Inflation has happened a lot throughout the years. It’s seen as a common, and often healthy economic development too! While experts argue about the number of causes of inflation – a disparity in supply and demand is not uncommon, and today we can clearly see an example of this with a view toward the Covid-19 pandemic, and current Russian-Ukrainian situation. 

In terms of the global economy, these conditions have resulted in international investments becoming compromised, rising problems with shipments, and unreliable production lines. To put it another way, the demand increased, while the supply remained at a shortage.

So, if we know some of the causes of inflation, and if we know that it’s a recurring economic event, why panic? As of March 2022, inflation has reached an 8.5% increase, which is the highest rate in more than 40 years!

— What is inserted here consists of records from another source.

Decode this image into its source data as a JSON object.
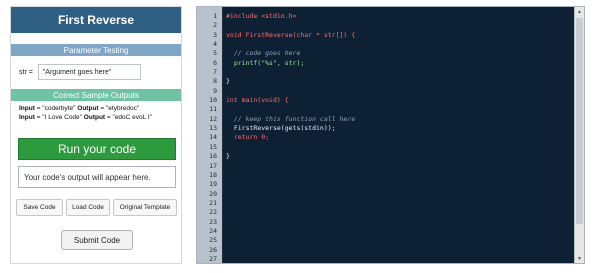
{
  "left": {
    "title": "First Reverse",
    "params_header": "Parameter Testing",
    "param_label": "str =",
    "param_value": "\"Argument goes here\"",
    "samples_header": "Correct Sample Outputs",
    "samples": [
      {
        "in_label": "Input",
        "input": "= \"coderbyte\"",
        "out_label": "Output",
        "output": "= \"etybredoc\""
      },
      {
        "in_label": "Input",
        "input": "= \"I Love Code\"",
        "out_label": "Output",
        "output": "= \"edoC evoL I\""
      }
    ],
    "run_label": "Run your code",
    "output_text": "Your code's output will appear here.",
    "buttons": {
      "save": "Save Code",
      "load": "Load Code",
      "template": "Original Template"
    },
    "submit_label": "Submit Code"
  },
  "editor": {
    "line_count": 27,
    "line_numbers": "1\n2\n3\n4\n5\n6\n7\n8\n9\n10\n11\n12\n13\n14\n15\n16\n17\n18\n19\n20\n21\n22\n23\n24\n25\n26\n27",
    "lines": [
      {
        "t": "#include <stdio.h>",
        "c": "preproc"
      },
      {
        "t": "",
        "c": ""
      },
      {
        "t": "void FirstReverse(char * str[]) {",
        "c": "keyword"
      },
      {
        "t": "",
        "c": ""
      },
      {
        "t": "  // code goes here",
        "c": "comment"
      },
      {
        "t": "  printf(\"%s\", str);",
        "c": "string"
      },
      {
        "t": "",
        "c": ""
      },
      {
        "t": "}",
        "c": ""
      },
      {
        "t": "",
        "c": ""
      },
      {
        "t": "int main(void) {",
        "c": "keyword"
      },
      {
        "t": "",
        "c": ""
      },
      {
        "t": "  // keep this function call here",
        "c": "comment"
      },
      {
        "t": "  FirstReverse(gets(stdin));",
        "c": ""
      },
      {
        "t": "  return 0;",
        "c": "keyword"
      },
      {
        "t": "",
        "c": ""
      },
      {
        "t": "}",
        "c": ""
      }
    ]
  },
  "scroll": {
    "up_icon": "▲",
    "down_icon": "▼"
  }
}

The problem with this is that people with lower incomes are the ones who carry the “burden of inflation”. But, the positive news is, there are ways we can fight inflation, and protect our financial health from it! Here’s how!

While our initial thought might be to become more strict with our spendings, and foster a “savers” mindset, economic scholars criticize this concept, referring to “a second cost […] imposed on […] savers.” So, what can we do instead? 

Set a Budget 

You’ve probably heard this one a lot, but setting and sticking to a budget can help us have a better understanding of our expenditures. One way that can encourage us to cut our expenses could be pricing comparisons, be it groceries or even gas prices. Another way is to be more aware of the services you pay subscriptions for. It can also help us set aside unnecessary spendings (till prices drop)!

Pay Off Variable Debts!

There’s a common misconception that paying off debts should be at the bottom of the spendings list, but experts have another say. They claim that paying debts, such as credit cards, and mortgage loans, should come as a priority, even before investments, especially if the interest rate is high! 

Savings and Investments 

Setting some cash aside can be a part of your budgeting plan. Keep that extra money, and decide what to do with it later. You can explore your investment options – it doesn’t have to be in stock markets – you could invest in your home (if you’re a homeowner) by refurbishing it, for example. A word to the wise, don’t put all your eggs in one basket – it’s a good idea to “diversify your investments.” Another way to spend the extra cash you have is to keep it in a savings account, one that you can rely on during tough times. 

Inflation is neither a bad nor a good thing per se, it’s an economic circumstance, and like everything in life, it requires a healthy balance! But, because we can’t single-handedly control the global economy, the best way for us to find a balance is by boosting our financial literacy in order to enable ourselves to foresee such events, and prepare ourselves to react in a calm, self-assured, and an organized manner.